Where does the word "Deposit" show up in the records? Copy every line that has it.

Information shown below:

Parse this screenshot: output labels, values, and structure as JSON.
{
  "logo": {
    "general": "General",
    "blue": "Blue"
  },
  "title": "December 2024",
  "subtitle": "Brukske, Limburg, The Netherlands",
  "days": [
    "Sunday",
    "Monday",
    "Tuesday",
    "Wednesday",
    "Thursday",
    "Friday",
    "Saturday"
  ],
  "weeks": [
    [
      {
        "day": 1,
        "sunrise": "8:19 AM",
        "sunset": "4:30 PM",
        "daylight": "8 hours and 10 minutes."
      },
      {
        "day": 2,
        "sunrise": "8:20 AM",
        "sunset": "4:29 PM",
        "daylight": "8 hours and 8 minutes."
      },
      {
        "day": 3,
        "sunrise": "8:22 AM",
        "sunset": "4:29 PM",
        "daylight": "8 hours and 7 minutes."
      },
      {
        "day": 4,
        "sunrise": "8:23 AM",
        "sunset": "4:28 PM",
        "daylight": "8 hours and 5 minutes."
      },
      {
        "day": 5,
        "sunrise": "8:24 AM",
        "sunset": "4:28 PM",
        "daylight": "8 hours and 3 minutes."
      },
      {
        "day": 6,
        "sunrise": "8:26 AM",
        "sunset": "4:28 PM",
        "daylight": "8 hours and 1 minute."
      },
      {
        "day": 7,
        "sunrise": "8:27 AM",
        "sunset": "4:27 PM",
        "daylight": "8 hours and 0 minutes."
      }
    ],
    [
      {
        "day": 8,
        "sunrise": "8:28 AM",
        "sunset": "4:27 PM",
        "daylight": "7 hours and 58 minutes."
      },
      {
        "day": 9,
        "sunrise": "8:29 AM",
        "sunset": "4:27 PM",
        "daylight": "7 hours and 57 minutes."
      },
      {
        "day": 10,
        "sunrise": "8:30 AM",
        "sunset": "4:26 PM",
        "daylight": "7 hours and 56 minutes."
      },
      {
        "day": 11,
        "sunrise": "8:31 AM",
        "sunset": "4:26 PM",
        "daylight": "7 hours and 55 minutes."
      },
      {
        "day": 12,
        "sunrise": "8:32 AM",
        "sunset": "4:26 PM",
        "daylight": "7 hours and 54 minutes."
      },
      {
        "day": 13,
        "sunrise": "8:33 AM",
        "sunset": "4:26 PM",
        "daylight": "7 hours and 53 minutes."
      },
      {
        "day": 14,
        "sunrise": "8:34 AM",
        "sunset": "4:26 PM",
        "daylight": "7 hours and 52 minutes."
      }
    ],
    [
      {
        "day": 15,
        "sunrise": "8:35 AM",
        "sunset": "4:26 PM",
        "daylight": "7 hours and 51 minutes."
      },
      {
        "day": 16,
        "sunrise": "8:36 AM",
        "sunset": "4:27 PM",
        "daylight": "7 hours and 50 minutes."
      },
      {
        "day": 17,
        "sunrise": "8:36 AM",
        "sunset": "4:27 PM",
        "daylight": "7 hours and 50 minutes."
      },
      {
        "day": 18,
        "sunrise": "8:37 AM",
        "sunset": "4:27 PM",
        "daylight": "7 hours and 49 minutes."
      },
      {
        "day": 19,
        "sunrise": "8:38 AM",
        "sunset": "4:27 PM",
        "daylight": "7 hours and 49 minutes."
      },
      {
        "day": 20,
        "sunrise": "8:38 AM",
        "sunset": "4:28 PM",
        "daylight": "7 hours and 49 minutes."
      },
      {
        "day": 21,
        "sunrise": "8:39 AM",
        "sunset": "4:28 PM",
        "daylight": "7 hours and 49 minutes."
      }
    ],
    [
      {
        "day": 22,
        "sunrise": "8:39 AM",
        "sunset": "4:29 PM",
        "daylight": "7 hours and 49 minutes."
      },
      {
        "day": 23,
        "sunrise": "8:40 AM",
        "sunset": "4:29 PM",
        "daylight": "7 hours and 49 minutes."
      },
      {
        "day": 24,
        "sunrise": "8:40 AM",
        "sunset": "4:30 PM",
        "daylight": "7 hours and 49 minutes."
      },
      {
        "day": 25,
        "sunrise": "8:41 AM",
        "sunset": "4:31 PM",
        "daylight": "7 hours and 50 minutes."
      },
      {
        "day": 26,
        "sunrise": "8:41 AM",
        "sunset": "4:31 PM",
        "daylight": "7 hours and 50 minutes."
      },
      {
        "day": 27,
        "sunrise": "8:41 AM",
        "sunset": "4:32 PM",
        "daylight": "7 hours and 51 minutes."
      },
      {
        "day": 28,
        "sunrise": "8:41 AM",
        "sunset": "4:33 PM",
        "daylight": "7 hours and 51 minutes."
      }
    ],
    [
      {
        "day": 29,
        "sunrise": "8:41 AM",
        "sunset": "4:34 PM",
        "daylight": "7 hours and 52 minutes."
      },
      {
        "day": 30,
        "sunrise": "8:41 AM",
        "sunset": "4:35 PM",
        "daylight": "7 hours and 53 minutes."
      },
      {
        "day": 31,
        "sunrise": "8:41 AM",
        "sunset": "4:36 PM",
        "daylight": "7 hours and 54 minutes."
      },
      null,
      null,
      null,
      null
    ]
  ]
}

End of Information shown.
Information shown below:

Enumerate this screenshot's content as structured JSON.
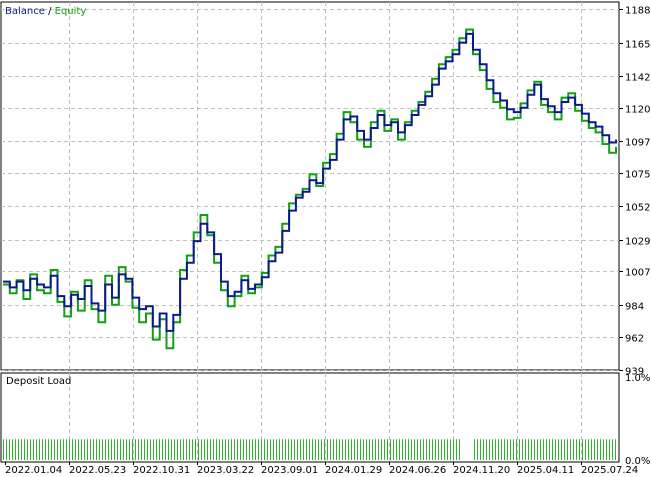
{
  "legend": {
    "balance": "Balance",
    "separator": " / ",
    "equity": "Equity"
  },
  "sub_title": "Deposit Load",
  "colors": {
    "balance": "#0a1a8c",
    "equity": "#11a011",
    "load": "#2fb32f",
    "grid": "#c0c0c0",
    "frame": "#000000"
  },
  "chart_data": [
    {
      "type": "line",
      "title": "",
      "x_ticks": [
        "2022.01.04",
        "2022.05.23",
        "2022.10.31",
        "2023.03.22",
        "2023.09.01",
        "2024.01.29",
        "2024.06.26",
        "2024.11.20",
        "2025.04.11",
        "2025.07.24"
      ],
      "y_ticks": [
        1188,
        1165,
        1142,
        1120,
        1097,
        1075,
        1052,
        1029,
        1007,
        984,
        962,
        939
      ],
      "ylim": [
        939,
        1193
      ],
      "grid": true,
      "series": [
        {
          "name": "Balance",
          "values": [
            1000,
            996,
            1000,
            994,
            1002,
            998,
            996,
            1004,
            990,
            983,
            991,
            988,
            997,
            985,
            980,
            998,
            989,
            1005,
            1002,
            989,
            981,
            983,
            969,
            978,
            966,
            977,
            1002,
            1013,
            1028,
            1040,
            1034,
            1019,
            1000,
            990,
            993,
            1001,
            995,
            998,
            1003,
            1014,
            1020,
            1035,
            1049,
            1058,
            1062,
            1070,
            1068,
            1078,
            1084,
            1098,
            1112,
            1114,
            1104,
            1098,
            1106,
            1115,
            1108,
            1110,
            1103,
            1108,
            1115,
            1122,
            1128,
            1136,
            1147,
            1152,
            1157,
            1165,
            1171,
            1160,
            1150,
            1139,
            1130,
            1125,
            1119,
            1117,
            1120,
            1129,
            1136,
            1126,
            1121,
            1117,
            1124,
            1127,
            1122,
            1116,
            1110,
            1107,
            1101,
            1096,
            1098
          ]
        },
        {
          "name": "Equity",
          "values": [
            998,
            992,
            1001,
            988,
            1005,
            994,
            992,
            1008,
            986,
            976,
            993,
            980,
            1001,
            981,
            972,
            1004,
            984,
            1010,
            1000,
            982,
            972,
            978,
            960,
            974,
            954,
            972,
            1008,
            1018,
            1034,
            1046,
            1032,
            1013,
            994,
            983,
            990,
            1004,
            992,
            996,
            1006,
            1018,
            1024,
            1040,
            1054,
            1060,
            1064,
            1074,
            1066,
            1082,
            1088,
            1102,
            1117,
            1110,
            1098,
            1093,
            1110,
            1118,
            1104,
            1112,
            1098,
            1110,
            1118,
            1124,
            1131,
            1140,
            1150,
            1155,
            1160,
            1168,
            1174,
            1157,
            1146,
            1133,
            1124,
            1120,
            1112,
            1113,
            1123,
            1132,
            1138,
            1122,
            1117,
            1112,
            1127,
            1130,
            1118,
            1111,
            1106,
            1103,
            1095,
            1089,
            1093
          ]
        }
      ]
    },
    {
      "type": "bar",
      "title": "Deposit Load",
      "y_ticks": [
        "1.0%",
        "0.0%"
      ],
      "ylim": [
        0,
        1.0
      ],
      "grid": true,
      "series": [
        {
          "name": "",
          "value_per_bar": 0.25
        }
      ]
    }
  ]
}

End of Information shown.

* Finished exercise:
  "sub_title": "Deposit Load",
      "title": "Deposit Load",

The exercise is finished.